When I started this, I never thought I’d be blogging about infertility, but I’ve decided, in the words of Frances McDormand when she gave her Oscar speech: “I’ve got some things to say.”
Infertility gets a real bad rap.
I know. I know. I get it. Of course, it does. You have this thing that steals away your womanhood (or manhood as the case may be) and rides off with it into the sunset. This thing that hovers about you like a biting insect on a summer’s night, buzzing ceaselessly around your brain. This thing that feels like it has wrapped its chain around your dreams and is holding them hostage until you pay it all the money (and even then… it might not let those dreams go).
I know. I’ve walked this road with you. I’ve felt that heartache. I’ve submerged myself in those feelings and slipped slowly into that lonely place on more than one occasion.
Recently though, I was challenged by a devotional I read. Now, please do not mistake me. I’m not one of those Christians that reads their Bible and does their devotional every morning at 4:00am. God didn’t make me that way.

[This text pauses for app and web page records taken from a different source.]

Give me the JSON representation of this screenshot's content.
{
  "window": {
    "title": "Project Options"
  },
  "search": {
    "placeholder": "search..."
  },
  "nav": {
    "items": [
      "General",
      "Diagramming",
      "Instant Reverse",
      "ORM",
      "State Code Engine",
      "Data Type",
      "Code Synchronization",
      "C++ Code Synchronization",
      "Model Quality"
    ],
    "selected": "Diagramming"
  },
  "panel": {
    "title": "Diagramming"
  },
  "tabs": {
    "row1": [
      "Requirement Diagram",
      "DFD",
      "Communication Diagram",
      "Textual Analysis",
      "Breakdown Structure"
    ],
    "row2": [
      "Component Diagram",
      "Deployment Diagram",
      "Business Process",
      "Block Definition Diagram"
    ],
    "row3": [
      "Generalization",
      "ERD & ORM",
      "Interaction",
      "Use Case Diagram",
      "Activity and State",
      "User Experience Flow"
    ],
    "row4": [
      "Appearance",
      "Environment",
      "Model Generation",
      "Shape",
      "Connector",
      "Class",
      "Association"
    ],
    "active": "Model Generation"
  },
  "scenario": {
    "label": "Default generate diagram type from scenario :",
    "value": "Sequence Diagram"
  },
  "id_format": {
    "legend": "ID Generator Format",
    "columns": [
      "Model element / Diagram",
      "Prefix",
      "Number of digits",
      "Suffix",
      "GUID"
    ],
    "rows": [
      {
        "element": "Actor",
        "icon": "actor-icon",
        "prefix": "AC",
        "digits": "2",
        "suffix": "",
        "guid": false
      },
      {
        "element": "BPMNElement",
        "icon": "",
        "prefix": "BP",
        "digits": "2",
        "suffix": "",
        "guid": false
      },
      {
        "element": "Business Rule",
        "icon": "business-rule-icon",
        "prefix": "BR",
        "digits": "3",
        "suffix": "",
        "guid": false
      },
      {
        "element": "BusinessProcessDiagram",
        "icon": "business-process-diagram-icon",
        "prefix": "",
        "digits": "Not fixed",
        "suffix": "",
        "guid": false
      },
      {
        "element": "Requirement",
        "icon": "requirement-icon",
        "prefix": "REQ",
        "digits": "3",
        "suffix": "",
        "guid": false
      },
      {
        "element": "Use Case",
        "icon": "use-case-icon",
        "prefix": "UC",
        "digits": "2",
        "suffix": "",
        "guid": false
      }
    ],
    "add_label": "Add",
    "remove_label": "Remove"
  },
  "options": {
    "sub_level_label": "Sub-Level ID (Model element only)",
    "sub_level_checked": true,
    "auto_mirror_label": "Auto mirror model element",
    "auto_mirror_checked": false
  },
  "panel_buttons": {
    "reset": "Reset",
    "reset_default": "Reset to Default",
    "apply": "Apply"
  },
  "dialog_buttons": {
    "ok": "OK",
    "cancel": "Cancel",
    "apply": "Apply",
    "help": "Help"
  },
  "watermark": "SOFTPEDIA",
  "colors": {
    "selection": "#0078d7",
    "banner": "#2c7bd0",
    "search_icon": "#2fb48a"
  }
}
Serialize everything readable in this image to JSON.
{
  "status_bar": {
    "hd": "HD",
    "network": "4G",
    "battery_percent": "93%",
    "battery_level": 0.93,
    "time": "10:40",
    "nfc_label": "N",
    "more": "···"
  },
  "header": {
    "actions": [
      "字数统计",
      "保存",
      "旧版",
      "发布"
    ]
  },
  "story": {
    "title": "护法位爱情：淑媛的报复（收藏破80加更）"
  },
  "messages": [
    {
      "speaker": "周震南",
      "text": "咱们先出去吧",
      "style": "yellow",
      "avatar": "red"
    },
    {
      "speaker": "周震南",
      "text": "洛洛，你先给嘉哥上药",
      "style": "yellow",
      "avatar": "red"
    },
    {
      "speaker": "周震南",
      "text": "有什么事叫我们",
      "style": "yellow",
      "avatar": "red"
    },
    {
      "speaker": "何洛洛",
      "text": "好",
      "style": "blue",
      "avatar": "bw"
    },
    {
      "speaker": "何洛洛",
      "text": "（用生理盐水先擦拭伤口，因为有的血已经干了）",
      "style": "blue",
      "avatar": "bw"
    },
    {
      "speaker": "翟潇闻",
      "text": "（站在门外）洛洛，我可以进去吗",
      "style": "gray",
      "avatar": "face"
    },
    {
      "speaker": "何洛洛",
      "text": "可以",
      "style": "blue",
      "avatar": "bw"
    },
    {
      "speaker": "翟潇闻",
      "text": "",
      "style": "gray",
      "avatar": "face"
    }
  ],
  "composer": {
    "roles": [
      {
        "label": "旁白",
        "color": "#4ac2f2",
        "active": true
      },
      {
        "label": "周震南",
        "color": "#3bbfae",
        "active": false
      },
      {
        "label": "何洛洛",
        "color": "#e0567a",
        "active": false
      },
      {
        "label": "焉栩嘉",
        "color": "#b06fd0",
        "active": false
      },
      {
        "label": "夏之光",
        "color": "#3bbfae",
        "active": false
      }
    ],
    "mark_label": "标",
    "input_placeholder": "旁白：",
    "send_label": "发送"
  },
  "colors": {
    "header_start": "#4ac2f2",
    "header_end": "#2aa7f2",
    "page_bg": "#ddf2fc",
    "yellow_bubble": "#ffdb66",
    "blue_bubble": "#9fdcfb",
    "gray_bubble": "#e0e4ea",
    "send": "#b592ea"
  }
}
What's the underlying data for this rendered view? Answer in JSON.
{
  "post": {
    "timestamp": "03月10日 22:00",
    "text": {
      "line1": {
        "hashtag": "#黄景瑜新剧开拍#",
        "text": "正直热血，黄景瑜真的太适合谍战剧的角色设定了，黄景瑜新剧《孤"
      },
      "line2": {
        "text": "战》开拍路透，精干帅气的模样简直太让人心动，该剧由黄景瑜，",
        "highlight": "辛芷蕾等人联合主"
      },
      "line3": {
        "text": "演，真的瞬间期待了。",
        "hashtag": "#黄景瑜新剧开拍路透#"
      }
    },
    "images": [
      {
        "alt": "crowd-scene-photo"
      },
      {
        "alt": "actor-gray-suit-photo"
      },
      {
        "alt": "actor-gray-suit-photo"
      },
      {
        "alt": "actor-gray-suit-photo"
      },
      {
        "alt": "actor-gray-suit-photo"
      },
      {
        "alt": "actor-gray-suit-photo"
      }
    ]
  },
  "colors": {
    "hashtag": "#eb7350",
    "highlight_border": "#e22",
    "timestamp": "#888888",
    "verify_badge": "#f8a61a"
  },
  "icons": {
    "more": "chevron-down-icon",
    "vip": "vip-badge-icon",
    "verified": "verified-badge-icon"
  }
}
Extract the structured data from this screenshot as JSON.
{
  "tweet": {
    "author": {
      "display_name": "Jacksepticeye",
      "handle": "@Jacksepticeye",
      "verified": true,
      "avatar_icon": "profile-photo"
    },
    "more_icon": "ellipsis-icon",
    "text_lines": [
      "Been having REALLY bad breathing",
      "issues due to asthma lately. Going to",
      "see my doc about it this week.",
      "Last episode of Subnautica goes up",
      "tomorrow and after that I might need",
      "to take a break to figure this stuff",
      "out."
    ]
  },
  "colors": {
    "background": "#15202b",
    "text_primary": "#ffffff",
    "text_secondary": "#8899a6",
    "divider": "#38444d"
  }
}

But I feel like He knows when He needs to reach me, and He often uses my (irregular) devotional time to do it.
The challenge was this: “Instead of approaching the day as a blank page you need to fill up, be on the lookout for all I am doing.”
It got me thinking… what is God doing through this journey that I haven’t been on the lookout for?
I share my list with you today, friend, not because I have figured it all out and completely understand the reasons for the struggle. Quite the opposite actually. I’m realizing more and more that I have no freaking clue what God is up to 99% of the time and that other 1% is probably just wishful thinking anyway. No, I share the list with you because these are things I hold on to. These are things that keep me from the lonely place, the sad place, the angry place, the jealous place… at least most of the time.
What infertility has done for my marriage
Golly. I won’t share everything I’ve learned in this category because I do believe that some things in marriage are meant to be just preciously held between two people, but I can say a few things with certainty.
Before this journey, there were walls of vulnerability that I didn’t even know existed in my marriage. And why would I? We’d never explored the whole “stabbing your wife with a needle” bit before. What I learned is that I had to be vulnerable and I had to trust. There was no option to not do so. As a natural control freak, this is/was tough for me, but the hormone medications left my vulnerable emotions all out there naked on the table every single day. What’s more is that I had to trust that Benny could ready the injections when I was just too tired to do it.
AND HE DID GREAT. We even hit a blood vessel one time, and when blood spurted like a puncture pipe, Benny calmly applied pressure. He even felt bad about it. (We had a good laugh about it later because if having targets drawn on your body so your husband can basically throw darts at it and then leave you covered in your own blood isn’t funny, then really… what is?) That’s a good one, ladies. A good one, indeed.
But it wasn’t just the physical stuff we had to get vulnerable and trusting about. We also had to peel away the layers of our marriage that had protected us from the “what if this never happens” question and tease out what we feared if God’s answer is no. We had to daily deconstruct our idea of what our future family looks like and surrender it to a plan not our own. And guess what? That’s what we have to keep doing every single day, and every day, we’re just trying to figure out the next faithful step.
Isn’t that just beautiful though? What if I could do that with all the pieces of my life? Daily surrender my vision of “perfect” and just allow God to rearrange, add, and remove everything to His liking? It’d be hard as hell and I’ve failed more often than I’ve succeeded, but it sure would be glorious.
What infertility has done for my heart
Ugh. Feelings. I used to be a real hard ass… or at least I played the part in public. Infertility, however, has left me crying in the grocery store and raging out at the movie theatre. It’s left me sobbing over happy endings and fuming at the sad ones (in case you haven’t noticed, I have about three primary emotions: happiness, sadness, and maddening rage).
What’s crazy though is that I’ve ended up in so many conversations over the last 21 months about hard things. Infertility, of course, but other stuff too. Moms who can’t take care of themselves, parents who have passed away unexpectedly, messy divorces, job searches that seem endless, unexpected pregnancies, mental health struggles, and the list goes on. In each of these cases, I ended up in conversations with people who I thought had it all together, and yet the whole time, these people were fighting wars and putting out fires I knew nothing about.
This is the human condition, yes? We want everyone to think we have it together, but inside, we are dying a thousand little deaths and crying out for connection. Infertility has taught me that while we don’t often wear these wounds on our bodies, they are etched into our hearts. It has taught me that grace is needed by the cheery checkout clerk and the guy in front of you in line screaming at that cheery checkout clerk. It’s needed by those whose lives are coming apart on the outside and the ones whose tumult swirls inside. At any given moment, grace is needed by you and it’s needed by me… and we should be giving a lot more of it to each other.
So, that’s it y’all. That’s my (current) list in defense of infertility. Sure, the brokenness of it is real. No one can pretend it isn’t, but be on the lookout. There’s some things being beautifully built from the brokenness too. These things won’t fix everything, I know, but they can change a lot.